START RECORD EXTRACTS

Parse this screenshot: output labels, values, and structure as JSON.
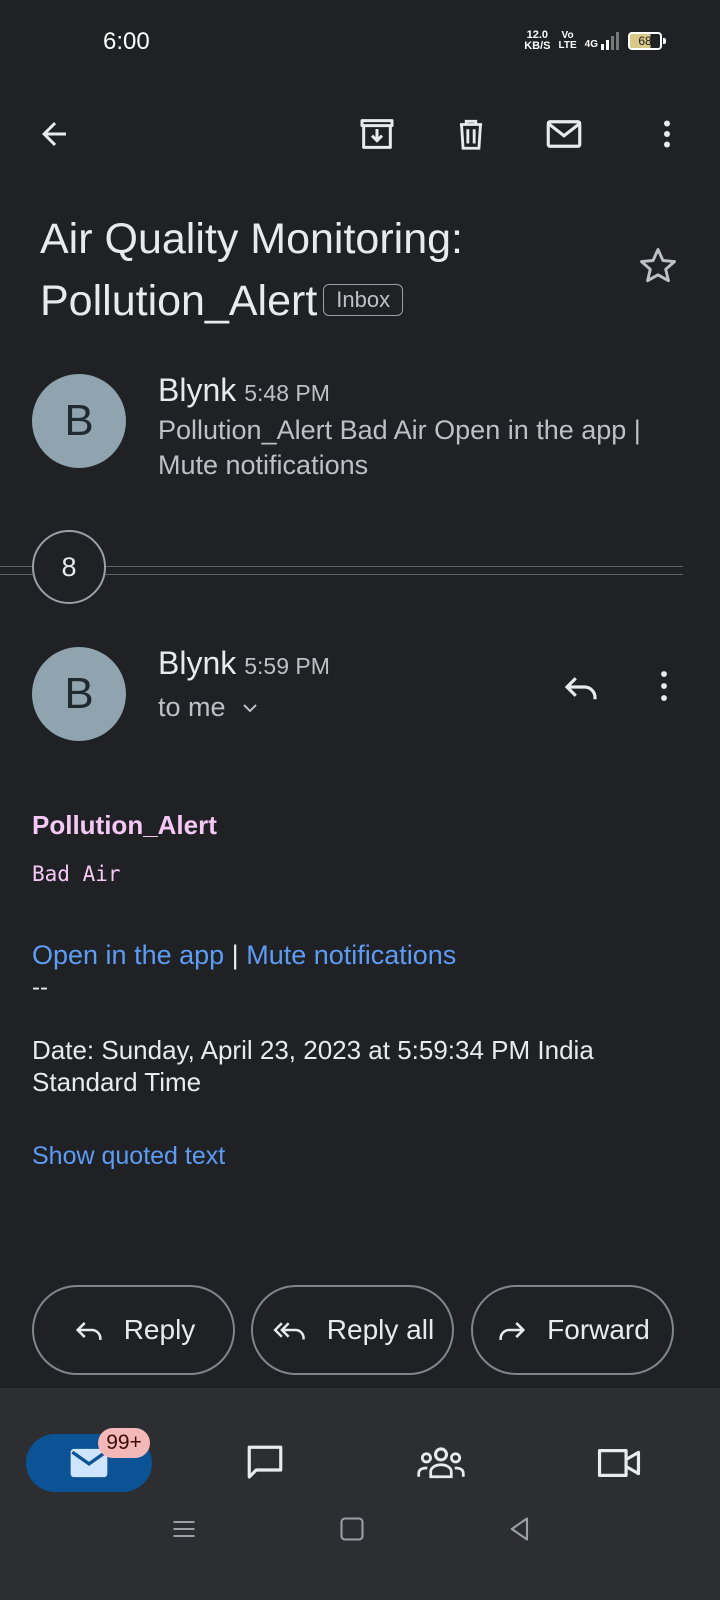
{
  "status_bar": {
    "time": "6:00",
    "net_speed_value": "12.0",
    "net_speed_unit": "KB/S",
    "volte_top": "Vo",
    "volte_bottom": "LTE",
    "network": "4G",
    "battery": "68"
  },
  "toolbar": {
    "icons": [
      "back-arrow-icon",
      "archive-icon",
      "delete-icon",
      "mark-unread-icon",
      "more-vert-icon"
    ]
  },
  "subject": {
    "line1": "Air Quality Monitoring:",
    "line2": "Pollution_Alert",
    "label": "Inbox"
  },
  "collapsed_message": {
    "avatar_letter": "B",
    "sender": "Blynk",
    "time": "5:48 PM",
    "snippet": "Pollution_Alert Bad Air Open in the app | Mute notifications"
  },
  "hidden_count": "8",
  "open_message": {
    "avatar_letter": "B",
    "sender": "Blynk",
    "time": "5:59 PM",
    "recipient": "to me",
    "body": {
      "title": "Pollution_Alert",
      "text": "Bad Air",
      "link_open": "Open in the app",
      "separator": "|",
      "link_mute": "Mute notifications",
      "dash": "--",
      "date": "Date: Sunday, April 23, 2023 at 5:59:34 PM India Standard Time",
      "show_quoted": "Show quoted text"
    }
  },
  "actions": {
    "reply": "Reply",
    "reply_all": "Reply all",
    "forward": "Forward"
  },
  "bottom_nav": {
    "mail_badge": "99+"
  },
  "colors": {
    "background": "#202124",
    "link": "#5d9cf5",
    "alert_text": "#f6c8f6",
    "avatar": "#8fa4ae",
    "nav_active": "#0b5394",
    "badge": "#f4b8b8"
  }
}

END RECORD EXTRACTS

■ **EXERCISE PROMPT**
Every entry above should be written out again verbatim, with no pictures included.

■ **EXERCISE RESULT**
Parse this screenshot: output labels, values, and structure as JSON.
{
  "status_bar": {
    "time": "6:00",
    "net_speed_value": "12.0",
    "net_speed_unit": "KB/S",
    "volte_top": "Vo",
    "volte_bottom": "LTE",
    "network": "4G",
    "battery": "68"
  },
  "toolbar": {
    "icons": [
      "back-arrow-icon",
      "archive-icon",
      "delete-icon",
      "mark-unread-icon",
      "more-vert-icon"
    ]
  },
  "subject": {
    "line1": "Air Quality Monitoring:",
    "line2": "Pollution_Alert",
    "label": "Inbox"
  },
  "collapsed_message": {
    "avatar_letter": "B",
    "sender": "Blynk",
    "time": "5:48 PM",
    "snippet": "Pollution_Alert Bad Air Open in the app | Mute notifications"
  },
  "hidden_count": "8",
  "open_message": {
    "avatar_letter": "B",
    "sender": "Blynk",
    "time": "5:59 PM",
    "recipient": "to me",
    "body": {
      "title": "Pollution_Alert",
      "text": "Bad Air",
      "link_open": "Open in the app",
      "separator": "|",
      "link_mute": "Mute notifications",
      "dash": "--",
      "date": "Date: Sunday, April 23, 2023 at 5:59:34 PM India Standard Time",
      "show_quoted": "Show quoted text"
    }
  },
  "actions": {
    "reply": "Reply",
    "reply_all": "Reply all",
    "forward": "Forward"
  },
  "bottom_nav": {
    "mail_badge": "99+"
  },
  "colors": {
    "background": "#202124",
    "link": "#5d9cf5",
    "alert_text": "#f6c8f6",
    "avatar": "#8fa4ae",
    "nav_active": "#0b5394",
    "badge": "#f4b8b8"
  }
}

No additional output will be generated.